For the longest time, I did not like scones. I thought they were quite boring compared to fluffy muffins and buttery pastries. Coffee shop scones often resemble heavy, dry hockey pucks. These scones are different. And although they are simple, there is nothing borning about them.

Because this recipe uses heavy cream instead of butter, there is no need to whip out the food processor, or crumble butter with your fingers. With a quick stir of a fork, the scones are nearly done. They go into the oven looking like sad, little bricks, yet emerge as lofty scones with a sweet, golden crust.

Hot from the oven, these scones melt in your mouth.
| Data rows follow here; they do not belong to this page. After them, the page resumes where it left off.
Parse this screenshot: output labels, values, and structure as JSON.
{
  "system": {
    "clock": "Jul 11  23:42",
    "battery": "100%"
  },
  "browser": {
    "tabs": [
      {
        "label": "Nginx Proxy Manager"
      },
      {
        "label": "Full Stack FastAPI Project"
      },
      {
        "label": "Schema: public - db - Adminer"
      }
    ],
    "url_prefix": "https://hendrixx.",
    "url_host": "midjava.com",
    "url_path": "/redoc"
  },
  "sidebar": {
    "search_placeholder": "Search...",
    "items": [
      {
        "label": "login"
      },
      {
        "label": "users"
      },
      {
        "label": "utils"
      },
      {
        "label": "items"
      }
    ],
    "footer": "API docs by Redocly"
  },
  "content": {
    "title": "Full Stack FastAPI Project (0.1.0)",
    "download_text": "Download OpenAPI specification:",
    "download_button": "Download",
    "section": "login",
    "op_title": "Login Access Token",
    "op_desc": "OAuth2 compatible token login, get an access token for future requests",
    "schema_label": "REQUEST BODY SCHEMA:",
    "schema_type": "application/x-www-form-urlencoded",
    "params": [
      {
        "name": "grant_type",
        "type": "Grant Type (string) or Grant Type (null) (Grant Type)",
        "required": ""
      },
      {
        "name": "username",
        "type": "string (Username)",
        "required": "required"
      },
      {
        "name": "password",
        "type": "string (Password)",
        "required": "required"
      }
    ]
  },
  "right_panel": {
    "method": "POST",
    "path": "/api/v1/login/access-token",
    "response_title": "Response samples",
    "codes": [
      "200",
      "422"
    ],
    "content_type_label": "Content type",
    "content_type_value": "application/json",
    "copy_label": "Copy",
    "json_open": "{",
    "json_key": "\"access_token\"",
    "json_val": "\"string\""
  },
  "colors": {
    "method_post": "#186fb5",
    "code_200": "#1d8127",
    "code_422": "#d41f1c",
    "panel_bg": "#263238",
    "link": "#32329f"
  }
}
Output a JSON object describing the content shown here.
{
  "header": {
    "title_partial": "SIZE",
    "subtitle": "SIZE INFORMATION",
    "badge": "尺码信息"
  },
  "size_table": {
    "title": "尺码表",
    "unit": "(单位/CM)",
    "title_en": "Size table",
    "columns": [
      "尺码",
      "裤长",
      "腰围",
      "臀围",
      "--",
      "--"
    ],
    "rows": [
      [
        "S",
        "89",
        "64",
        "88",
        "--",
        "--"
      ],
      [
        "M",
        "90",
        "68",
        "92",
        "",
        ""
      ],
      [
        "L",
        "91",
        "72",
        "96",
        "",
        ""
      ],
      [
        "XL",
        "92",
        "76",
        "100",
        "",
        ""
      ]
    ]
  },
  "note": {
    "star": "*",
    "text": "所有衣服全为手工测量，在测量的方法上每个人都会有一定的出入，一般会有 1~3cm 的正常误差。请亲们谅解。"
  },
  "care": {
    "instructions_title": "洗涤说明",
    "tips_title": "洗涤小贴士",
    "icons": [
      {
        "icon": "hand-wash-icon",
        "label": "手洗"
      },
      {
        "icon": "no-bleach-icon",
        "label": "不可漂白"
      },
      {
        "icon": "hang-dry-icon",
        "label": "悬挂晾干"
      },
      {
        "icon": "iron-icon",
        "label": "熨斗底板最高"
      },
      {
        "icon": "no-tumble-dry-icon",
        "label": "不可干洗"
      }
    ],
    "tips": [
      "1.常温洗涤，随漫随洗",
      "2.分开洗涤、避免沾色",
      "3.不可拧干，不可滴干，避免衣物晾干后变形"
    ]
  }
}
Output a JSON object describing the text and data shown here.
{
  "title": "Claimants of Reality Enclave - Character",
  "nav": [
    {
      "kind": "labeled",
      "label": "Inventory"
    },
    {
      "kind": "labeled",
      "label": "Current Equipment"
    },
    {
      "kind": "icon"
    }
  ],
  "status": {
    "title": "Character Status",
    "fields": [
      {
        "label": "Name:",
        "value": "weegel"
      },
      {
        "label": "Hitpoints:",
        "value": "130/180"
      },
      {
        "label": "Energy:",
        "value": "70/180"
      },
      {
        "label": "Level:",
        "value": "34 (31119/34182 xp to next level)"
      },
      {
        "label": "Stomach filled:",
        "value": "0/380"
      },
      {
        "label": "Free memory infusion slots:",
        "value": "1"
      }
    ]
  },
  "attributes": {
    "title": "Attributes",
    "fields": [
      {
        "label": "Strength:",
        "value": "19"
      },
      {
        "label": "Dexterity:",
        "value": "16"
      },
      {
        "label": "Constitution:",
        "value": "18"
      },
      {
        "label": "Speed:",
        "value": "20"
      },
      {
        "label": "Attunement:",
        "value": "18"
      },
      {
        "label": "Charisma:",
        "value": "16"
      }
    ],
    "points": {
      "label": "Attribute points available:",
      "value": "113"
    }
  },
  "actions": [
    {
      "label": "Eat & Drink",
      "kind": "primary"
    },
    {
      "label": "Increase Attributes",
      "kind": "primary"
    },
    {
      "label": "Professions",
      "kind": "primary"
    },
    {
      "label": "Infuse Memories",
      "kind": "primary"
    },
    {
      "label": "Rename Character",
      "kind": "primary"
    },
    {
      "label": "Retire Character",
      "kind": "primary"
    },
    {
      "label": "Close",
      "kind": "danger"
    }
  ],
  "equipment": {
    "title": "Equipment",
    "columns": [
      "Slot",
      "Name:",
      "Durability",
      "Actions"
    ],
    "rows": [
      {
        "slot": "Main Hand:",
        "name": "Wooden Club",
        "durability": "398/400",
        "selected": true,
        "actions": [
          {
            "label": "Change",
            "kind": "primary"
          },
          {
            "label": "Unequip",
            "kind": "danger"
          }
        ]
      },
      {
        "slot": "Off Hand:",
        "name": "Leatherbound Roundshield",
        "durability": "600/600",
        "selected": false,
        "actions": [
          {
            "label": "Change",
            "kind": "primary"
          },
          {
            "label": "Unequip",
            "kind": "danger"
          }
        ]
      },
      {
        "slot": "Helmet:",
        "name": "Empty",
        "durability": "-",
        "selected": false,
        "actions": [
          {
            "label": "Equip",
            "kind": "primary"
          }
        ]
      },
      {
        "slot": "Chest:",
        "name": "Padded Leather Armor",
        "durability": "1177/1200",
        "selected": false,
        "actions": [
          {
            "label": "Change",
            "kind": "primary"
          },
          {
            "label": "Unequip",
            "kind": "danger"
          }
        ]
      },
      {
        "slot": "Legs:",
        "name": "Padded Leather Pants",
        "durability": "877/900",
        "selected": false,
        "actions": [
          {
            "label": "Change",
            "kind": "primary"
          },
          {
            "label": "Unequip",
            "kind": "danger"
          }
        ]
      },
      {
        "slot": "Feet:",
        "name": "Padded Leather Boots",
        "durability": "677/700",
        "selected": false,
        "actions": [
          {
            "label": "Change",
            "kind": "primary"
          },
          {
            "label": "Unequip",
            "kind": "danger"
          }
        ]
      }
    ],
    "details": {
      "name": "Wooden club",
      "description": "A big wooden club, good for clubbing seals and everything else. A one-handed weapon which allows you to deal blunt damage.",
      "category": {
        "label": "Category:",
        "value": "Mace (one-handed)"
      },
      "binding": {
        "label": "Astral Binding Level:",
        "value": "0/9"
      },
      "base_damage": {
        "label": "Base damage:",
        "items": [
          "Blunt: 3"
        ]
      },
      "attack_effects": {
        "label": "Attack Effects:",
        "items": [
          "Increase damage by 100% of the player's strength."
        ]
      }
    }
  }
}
I left mine plain, simply brushing them with melted butter. They would be wonderful sprinkled with raw sugar for some added crunch, or with dried fruits, nuts, or chocolate mixed into the dough. My family is not a fan of the traditional raisins and currents, but I think that dried blueberries or apricots would be a hit.

Of course, these go wonderfully with your favorite jam or honey — and they reheat beautifully.

What do you like in your scones?

With love,
Erica

Makes 12 scones (recipe halves nicely)

Ingredients
2 cups all-purpose flour
1 Tbsp. baking powder
1/2 tsp. salt
1/4 c. sugar1
1 1/4 c. heavy cream (perhaps a bit more)
optional: 3/4 c. dried fruit, nuts, or chocolate chips

Glaze
3 Tbsp. butter, melted
2 Tbsp. sugar
Preheat the oven to 425 degrees F. Use an ungreased baking sheet.
Combine
the flour, baking powder, salt, and sugar in a bowl, stirring with a
fork to mix well. Add the dried fruit. Still using a fork, stir in the
cream and mix until the dough holds together in a rough mass (the dough
will be quite sticky; drizzle in a bit more cream if it seems too dry).
Lightly
flour a board and transfer the dough to it. Knead the dough eight or
nine times. Pat into a circle about 10 inches round. For the glaze,
spread the butter over the top and sides of the circle of dough and
sprinkle the sugar on top. Cut the circle into 12 wedges and place each
piece on the baking sheet, allowing about an inch between pieces.
Bake for about 15 minutes, or until golden brown.

Adapted from The Breakfast Book by Marion Cunningham